I was moved at times. The first was at the sight of the marching UCSC students coming down Water Street. There were many more of them than I anticipated, given the threatening weather and more importantly the insidious separation and individuation that capital, management, and education have long been encouraging.
A second moving moment was to see people sit or kneel on the pavement at the intersection of Front, Water, and Pacific, to listen to the first speaker.
While we were listening, voices of another march approaching from the other end of Water became stronger and stronger. Heads began to turn towards the noise. The whole sitting crowd surged in a large wave as they realized it was school children and their teachers come to join us, before sitting again to listen to the speaker.
After a second speaker spoke briefly, the march started down Pacific Avenue. I joined teacher friends behind their sign, “teachers for thought”. The crowd continued to Laurel and looped back to the Clock via Front. Many people at office windows and doors. Much patience or even expressions of support on the part of many drivers blocked for something like half an hour to an hour. Longish video of marching along Pacific.
Tomorrow, Saturday Jan 21, 2017, a women’s march open to everyone is planned in Santa Cruz to coincide with the Women’s March on Washington, DC. It starts at 1:30pm at Santa Cruz City Hall, continues with a march on Pacific Avenue, leading to the main event at Louden Nelson Center. See Indymedia.
Meeting of minds next week on the anthropocene. We’ll have to stand in line at the Rio Theater because all tickets have been sold out. Prep with Ursula LeGuin’s A Non-Euclidean View of California as a Cold Place to Be.
The Stuart Hall Project: Revolution, politics, culture and the New Left experience: a new film by John Akomfrah. A major success in Britain last Fall, “The Stuart Hall Project” is now being distributed in the USA.
It will be screened at UCSC on Tuesday evening, February 25th. 7:30 PM, Studio C. (Communications 150)
The film, 102 minutes, will be followed by an informal panel and general discussion animated by James Clifford (History of Consciousness), Jennifer Gonzalez (HAVC), and Herman Gray (Sociology).
See also the interview of filmmaker John Akomfrah by Jonathan Derbyshire in the Prospect Magazine.
Generously funded by the Arts Dean’s Fund for Excellence.
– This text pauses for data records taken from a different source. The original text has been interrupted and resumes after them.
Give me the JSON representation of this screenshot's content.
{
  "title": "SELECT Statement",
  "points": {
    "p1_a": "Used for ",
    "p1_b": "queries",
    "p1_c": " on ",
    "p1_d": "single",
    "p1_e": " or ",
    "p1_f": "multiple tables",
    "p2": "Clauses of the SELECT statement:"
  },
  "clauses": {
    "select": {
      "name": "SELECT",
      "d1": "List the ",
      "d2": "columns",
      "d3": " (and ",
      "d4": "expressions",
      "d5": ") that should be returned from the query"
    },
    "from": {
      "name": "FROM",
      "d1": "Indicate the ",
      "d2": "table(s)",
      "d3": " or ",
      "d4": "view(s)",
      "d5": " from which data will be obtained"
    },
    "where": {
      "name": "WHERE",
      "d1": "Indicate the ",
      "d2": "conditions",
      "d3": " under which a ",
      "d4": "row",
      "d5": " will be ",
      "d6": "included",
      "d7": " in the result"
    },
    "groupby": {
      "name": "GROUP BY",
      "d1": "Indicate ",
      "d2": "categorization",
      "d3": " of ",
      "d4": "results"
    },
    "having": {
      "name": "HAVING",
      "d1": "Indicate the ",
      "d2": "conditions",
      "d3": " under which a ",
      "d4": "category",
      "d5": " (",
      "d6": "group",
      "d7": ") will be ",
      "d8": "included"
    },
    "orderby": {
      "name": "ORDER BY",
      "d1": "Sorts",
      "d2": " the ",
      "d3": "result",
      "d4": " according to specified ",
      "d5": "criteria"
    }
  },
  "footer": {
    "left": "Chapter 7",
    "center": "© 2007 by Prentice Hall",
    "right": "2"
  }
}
Co-sponsored by The Center for Cultural Studies and the Department of Film and Digital Media.
Just got this announcement for what promises to be a fun show at the UCSC Stevenson Event Center, Feb 16, 2014.
More detail for those interested: most of the pieces in the show (a staged reading) were suggested by Tom Lehrer. You’ll see some of the sources and authors listed at the bottom of the poster. The A Team that will present: Mickey McGushin is musical director, he and Irene Herrmann accompany the musical portions, and Susan Morgenstern directs. The actors are stars of Cabrillo musicals (Ceglio, Parker, Michaud, Boardman), with a few ringers from UCSC and Shakespeare Santa Cruz (Willey, Warren, Stanley, Torfeh).
The UCSC Library has just acquired a facsimile of a very important Mediaeval Hebrew illuminated manuscript (British Library Add. 11639). This ms was made between 1277 and 1286 in northern France, though the commentary that is part of the facsimile edition indicates some of its illumination was done in Paris. Explore its vivid illustrations via the British Library site. Scroll to the bottom for access to various folios.